real life in my life

October 15, 2006

Microsoft promises Vista security

Filed under: microsoft,news — namwarn @ 6:24 pm

A senior Microsoft executive has promised that its new operating system will be more secure than ever. Jean-Philippe Courtois, president of Microsoft International, said that beefing-up security was one reason behind delays to Windows Vista.

Microsoft has been criticised for flaws in previous systems that left users vulnerable to attacks by hackers.

Mr Courtois said Microsoft had done “tons of work to make Vista a fantastic experience when it comes to security”.

The firm had originally aimed to launch Vista – the first major update since Windows XP was introduced five years ago – in the second half of 2006.

The new operating system will now be released to business customers “within the next few weeks” and to consumers early next year, he said.

Secure steps

Speaking in Barcelona at the European Technology Round Table Mr Courtois, the most senior Microsoft executive outside of the US, said that Windows Vista was the continuation of an ongoing effort by Microsoft to improve security across its software line-up.

“In the last 18 months, the number of vulnerabilities [in Windows’ software] has been much lower,” he said.

Jean-Philippe Courtois

The launch of Windows Vista is certainly one of the defining moments of the company

Jean-Philippe Courtois

“Microsoft has raised its game in a big way on security and Windows Vista is the next big step. The company has learnt to design software which is secure by default.”

Mr Courtois outlined features of Windows Vista that are designed to make it easier for users to protect themselves.

At the heart of the system will be the new Windows Security Centre which will show consumers any holes in their defences.

Vista will also feature new encryption technology designed to protect the data on a computer.

“Even if your laptop is stolen, nobody will be able to use it because it will be fully encrypted,” he said.

But Jean-Philippe Courtois said users had to play their part in making computers more secure.

“You’ve got to make sure that your firewall is on, that you’ve got anti-virus protection on your PC, you’ve got to understand what not to do on the internet,” he said. “It’s just like protecting your own home.”

This week the BBC set up a so-called “honeypot” computer running Windows XP without protection. The PC came under attack every 15 minutes.

But not everybody in the security software world is happy about Microsoft’s plans for Vista.

Symantec, which makes Norton anti-virus software, is among many security firms warning that Vista appears designed to shut out security products made by outside firms.

However, what is clear is that the long-awaited arrival of the new operating system will be a crucial weapon in Microsoft’s battle to retain its dominant position at a time when firms like Google are mounting a serious challenge.
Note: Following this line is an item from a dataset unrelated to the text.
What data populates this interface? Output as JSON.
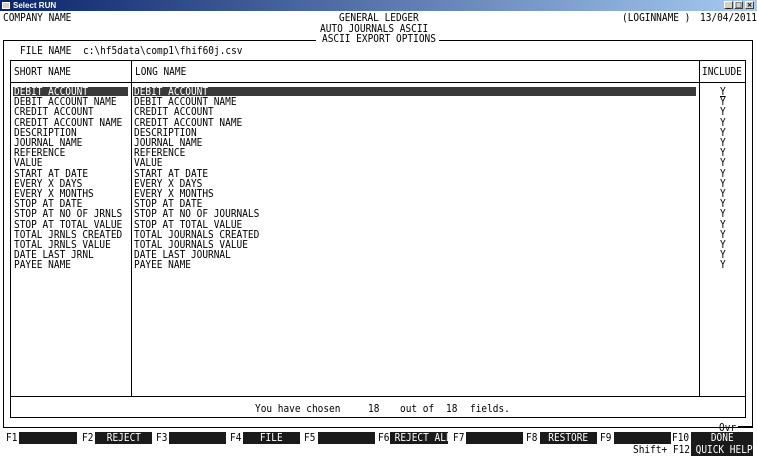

“The launch of Windows Vista is certainly one of the defining moments of the company,” admitted Jean-Philippe Courtois.



October 4, 2006

Nokia develops a new, short-range wireless technology

Filed under: news,nokia — namwarn @ 4:46 pm

Nokia Corp. has developed a new, short-range wireless technology that it says could improve on some of the shortcomings of Bluetooth.

Called Wibree, the technology aims to be a lot more power-efficient than Bluetooth, which means it could be used in smaller and less costly devices. It can also use the same radio and antenna components as Bluetooth, helping keep costs down further, said Bob Iannucci, head of Nokia’s research center, who unveiled the technology in Helsinki on Tuesday.

The technology could compete with Bluetooth in the workplace as a way to link keyboards and other peripherals to computers. But it could also have more interesting applications for consumers, in devices such as wrist watches, toys and sports equipment.

Because of its low power requirements, it could be used in tiny sensors that could be worn by a jogger, for example, to collect information about his heart rate or distance travelled. The sensors could send the information to a mobile phone via Wibree, which in turn would upload the information to a Web site where the jogger could compare his performance with that of other runners or get advice from a trainer.

Wibree sensors could also be placed in a golf club and used to upload data to the Internet about a player’s swing, again via a mobile phone, where a golf instructor could offer advice about improving his or her game.

The technology is being designed to communicate with a phone or other device within 10 meters, and can transfer data at 1M bps, Nokia said. It can be implemented in a stand-alone chip or as a dual-mode chip that includes both Bluetooth and Wibree. More information is at

Bluetooth has inherent power limitations because it includes a fixed packet-size and frequency-hopping technology, Iannucci said. Wibree uses a different modulation technique that does a better job of avoiding interference, which helps reduce its power requirements, he said.

Several companies are working with Nokia to define the Wibree specification, including Broadcom Corp., Epson Corp. and Nordic Semiconductor ASA, Nokia said. They hope to submit the technology to a standardization process, which could help it to gain wider support.

Nokia hopes eventually to license Wibree to manufacturers that wish to use it. Wibree isn’t the only contender for use in wireless sensors, however. Zigbee is an ongoing standardization project and has similar characteristics to Wibree.

However, because Wibree uses the same radio as Bluetooth, the economics of deploying it are better, according to Iannucci.

Bluetooth’s supporters are working to lower its power consumption and reduce other drawbacks with the technology.


Blog at